-- Opening Marker --
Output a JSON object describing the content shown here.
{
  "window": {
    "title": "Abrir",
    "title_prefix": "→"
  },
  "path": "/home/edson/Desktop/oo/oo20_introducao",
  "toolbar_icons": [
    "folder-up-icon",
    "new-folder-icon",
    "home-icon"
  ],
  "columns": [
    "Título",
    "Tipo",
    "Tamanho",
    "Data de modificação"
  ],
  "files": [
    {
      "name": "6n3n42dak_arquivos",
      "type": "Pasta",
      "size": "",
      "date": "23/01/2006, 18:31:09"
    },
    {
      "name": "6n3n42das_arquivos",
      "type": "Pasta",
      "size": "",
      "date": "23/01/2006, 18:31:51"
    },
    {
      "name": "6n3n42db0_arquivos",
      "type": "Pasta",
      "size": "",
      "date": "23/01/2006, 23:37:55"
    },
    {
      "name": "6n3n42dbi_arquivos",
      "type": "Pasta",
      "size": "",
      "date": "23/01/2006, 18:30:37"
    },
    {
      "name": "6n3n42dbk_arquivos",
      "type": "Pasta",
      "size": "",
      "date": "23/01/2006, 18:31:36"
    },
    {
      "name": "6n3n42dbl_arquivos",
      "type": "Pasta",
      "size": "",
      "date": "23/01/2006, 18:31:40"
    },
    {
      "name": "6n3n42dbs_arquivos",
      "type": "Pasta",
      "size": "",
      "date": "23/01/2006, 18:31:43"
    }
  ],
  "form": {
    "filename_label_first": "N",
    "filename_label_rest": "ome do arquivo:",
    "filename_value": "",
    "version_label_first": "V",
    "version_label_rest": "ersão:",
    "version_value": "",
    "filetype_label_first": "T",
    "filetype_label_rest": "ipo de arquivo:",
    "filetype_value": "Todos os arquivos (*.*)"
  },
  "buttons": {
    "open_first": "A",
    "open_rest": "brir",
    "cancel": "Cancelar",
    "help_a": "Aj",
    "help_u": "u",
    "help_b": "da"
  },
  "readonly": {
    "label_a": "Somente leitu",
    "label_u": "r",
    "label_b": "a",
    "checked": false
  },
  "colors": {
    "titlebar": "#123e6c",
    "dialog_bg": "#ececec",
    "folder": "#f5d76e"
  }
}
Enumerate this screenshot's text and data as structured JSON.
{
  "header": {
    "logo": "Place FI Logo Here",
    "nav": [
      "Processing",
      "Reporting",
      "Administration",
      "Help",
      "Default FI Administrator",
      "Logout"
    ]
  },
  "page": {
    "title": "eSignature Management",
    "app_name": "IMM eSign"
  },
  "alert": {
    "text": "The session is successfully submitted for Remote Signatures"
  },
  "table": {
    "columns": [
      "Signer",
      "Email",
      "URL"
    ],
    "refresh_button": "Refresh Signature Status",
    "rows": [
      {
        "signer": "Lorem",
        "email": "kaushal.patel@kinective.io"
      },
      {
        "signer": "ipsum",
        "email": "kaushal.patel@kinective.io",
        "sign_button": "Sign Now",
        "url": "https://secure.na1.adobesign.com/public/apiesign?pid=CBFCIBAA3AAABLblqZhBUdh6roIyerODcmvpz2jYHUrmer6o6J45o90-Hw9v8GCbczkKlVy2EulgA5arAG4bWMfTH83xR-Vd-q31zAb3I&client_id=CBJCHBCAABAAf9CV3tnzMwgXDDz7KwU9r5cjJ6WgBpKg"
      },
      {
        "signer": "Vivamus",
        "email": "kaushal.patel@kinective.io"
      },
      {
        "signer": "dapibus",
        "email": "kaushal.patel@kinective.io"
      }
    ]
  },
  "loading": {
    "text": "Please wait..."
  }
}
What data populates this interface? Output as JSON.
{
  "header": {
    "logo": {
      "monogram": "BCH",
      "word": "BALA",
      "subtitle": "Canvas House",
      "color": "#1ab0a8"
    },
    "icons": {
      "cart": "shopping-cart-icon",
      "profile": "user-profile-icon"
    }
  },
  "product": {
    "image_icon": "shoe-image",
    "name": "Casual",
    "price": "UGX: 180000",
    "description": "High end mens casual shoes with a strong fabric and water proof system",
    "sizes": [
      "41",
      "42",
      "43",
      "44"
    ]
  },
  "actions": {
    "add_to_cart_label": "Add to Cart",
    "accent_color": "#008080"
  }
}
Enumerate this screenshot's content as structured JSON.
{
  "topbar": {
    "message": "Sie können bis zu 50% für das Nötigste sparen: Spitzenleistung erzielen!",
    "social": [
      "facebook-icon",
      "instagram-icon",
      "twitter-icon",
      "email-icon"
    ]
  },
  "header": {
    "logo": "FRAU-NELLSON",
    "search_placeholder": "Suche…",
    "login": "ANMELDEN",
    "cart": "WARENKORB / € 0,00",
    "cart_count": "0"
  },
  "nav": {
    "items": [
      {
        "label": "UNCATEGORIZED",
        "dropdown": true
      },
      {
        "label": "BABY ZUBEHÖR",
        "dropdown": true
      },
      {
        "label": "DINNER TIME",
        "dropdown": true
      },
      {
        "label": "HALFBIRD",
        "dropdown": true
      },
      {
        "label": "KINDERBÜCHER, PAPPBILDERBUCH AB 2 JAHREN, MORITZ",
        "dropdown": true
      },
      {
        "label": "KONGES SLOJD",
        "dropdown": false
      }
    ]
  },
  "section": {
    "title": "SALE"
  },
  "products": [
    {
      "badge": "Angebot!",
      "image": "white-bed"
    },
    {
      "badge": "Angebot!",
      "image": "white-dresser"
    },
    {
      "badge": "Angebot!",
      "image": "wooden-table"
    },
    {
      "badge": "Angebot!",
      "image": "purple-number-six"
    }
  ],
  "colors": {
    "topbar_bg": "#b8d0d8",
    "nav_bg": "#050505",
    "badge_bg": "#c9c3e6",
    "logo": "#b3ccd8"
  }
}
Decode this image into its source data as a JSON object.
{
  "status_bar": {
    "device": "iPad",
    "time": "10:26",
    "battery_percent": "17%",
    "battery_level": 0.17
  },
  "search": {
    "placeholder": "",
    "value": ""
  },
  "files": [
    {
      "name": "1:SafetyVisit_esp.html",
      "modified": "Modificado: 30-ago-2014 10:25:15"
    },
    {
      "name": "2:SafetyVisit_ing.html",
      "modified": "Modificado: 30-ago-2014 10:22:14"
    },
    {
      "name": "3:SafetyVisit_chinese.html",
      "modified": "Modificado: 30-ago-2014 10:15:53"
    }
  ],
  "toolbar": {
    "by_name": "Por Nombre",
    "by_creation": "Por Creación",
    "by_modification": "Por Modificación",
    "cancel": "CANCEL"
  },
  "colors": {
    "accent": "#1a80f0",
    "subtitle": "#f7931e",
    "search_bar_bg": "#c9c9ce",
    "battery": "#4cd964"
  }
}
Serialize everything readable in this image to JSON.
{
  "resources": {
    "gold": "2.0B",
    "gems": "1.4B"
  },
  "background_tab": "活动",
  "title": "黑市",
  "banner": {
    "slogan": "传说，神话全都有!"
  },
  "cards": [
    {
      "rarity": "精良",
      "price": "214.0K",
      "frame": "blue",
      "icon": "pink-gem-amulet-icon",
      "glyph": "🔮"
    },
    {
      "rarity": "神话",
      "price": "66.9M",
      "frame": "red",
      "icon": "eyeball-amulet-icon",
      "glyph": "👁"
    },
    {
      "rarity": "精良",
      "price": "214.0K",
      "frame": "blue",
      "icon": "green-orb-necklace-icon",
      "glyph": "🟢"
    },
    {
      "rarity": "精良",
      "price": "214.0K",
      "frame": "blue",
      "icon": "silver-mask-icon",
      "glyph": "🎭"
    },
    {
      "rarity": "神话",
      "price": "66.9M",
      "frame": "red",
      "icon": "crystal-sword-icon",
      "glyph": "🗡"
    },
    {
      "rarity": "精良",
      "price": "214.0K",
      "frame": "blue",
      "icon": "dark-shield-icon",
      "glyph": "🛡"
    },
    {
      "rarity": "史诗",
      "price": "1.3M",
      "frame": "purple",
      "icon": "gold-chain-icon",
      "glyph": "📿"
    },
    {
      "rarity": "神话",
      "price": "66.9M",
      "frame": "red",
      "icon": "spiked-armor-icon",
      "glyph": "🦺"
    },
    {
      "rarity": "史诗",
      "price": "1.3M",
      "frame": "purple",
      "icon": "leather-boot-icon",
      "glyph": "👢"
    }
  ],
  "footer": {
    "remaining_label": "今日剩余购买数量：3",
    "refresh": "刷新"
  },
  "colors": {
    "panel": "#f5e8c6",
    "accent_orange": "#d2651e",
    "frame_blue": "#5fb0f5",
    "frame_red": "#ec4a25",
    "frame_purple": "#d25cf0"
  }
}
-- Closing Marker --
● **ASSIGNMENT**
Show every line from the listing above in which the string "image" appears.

● **EXPECTED OUTPUT**
    "image_icon": "shoe-image",
      "image": "white-bed"
      "image": "white-dresser"
      "image": "wooden-table"
      "image": "purple-number-six"
Decode this image into its source data as a JSON object.
Serialize everything readable in this image to JSON.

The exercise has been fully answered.